*** Opening of Extracted information ***
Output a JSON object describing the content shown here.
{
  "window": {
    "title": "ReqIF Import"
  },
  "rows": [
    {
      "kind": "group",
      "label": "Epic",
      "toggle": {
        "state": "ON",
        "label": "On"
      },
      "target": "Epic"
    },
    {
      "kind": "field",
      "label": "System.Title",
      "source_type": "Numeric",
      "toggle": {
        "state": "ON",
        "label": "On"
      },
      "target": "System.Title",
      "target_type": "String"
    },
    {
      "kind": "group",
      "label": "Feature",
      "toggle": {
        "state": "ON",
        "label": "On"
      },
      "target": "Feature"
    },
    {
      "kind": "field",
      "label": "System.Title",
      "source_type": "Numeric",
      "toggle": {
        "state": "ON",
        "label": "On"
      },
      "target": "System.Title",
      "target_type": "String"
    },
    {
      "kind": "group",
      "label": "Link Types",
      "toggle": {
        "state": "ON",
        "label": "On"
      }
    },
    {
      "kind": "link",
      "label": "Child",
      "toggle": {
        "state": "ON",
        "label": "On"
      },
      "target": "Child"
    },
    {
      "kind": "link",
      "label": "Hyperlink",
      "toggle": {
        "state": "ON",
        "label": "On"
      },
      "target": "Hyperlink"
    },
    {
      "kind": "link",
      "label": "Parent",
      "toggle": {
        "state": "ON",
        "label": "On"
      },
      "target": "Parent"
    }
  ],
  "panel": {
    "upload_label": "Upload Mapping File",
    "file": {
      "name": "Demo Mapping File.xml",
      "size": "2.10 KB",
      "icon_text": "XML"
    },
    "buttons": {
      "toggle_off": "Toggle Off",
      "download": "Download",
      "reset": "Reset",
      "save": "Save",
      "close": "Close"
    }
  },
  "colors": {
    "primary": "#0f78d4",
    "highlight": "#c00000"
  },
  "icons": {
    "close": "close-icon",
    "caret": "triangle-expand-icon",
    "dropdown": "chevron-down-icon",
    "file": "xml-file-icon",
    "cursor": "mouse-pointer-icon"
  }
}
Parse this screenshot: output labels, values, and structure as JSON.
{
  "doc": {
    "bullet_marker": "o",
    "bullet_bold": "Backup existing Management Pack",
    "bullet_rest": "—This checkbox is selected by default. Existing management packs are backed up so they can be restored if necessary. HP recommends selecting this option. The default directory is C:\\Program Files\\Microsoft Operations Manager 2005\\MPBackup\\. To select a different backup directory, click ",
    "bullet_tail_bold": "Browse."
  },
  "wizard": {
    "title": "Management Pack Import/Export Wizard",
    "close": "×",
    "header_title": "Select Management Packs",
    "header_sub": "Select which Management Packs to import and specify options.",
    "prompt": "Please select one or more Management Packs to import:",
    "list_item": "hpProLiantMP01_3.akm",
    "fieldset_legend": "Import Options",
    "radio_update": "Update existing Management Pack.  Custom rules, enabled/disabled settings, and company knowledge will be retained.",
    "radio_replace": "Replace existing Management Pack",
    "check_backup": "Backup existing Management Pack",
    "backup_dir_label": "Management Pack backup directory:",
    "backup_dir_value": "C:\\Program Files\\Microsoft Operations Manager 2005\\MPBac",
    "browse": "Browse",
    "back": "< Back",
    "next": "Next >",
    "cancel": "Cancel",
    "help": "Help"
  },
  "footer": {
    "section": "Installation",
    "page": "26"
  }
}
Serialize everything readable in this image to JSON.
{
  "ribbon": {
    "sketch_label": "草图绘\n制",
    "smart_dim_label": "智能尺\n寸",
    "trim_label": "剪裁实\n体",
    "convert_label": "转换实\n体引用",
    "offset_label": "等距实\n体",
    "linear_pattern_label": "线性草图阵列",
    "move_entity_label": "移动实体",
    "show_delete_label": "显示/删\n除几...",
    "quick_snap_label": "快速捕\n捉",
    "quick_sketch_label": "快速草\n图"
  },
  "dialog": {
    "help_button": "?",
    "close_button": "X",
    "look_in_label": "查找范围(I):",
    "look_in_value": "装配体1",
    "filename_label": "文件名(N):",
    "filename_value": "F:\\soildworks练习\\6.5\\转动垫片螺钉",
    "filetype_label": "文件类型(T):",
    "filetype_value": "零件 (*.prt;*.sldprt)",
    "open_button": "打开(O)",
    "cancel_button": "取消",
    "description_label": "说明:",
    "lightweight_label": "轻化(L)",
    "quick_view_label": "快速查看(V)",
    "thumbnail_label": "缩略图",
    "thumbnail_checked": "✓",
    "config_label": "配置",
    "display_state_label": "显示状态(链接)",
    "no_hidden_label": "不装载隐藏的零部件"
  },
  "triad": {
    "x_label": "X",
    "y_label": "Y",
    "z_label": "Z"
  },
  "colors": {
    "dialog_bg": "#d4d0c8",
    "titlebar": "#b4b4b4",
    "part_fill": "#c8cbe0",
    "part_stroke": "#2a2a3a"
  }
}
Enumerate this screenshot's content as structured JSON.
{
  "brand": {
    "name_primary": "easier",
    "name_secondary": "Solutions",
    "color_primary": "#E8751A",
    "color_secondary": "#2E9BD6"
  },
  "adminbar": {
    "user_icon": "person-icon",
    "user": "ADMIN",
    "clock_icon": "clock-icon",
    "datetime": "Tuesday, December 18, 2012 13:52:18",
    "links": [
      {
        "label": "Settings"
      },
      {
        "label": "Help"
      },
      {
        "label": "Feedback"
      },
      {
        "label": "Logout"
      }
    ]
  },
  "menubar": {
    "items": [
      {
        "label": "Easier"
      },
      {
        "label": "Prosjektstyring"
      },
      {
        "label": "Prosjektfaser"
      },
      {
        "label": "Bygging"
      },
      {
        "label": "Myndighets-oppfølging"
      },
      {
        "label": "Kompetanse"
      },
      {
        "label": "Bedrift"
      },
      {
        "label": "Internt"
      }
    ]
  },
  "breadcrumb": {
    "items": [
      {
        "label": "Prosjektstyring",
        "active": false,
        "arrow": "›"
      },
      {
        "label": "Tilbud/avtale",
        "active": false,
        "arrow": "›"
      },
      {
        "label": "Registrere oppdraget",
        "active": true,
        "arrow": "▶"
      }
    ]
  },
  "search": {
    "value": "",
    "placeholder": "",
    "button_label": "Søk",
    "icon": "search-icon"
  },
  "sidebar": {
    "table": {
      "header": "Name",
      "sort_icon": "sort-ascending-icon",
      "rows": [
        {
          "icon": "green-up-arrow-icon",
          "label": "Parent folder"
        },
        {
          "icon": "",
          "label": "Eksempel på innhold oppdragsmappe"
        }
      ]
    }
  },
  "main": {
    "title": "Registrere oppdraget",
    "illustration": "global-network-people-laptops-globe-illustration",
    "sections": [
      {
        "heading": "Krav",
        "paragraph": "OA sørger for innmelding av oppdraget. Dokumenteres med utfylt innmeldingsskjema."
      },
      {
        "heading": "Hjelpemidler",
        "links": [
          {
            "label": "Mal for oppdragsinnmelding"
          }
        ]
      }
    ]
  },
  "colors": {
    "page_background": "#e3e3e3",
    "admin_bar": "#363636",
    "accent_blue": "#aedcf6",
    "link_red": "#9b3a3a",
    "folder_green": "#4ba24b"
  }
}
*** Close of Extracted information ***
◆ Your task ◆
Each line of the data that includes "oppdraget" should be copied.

◆ Task answer ◆
        "label": "Registrere oppdraget",
    "title": "Registrere oppdraget",
        "paragraph": "OA sørger for innmelding av oppdraget. Dokumenteres med utfylt innmeldingsskjema."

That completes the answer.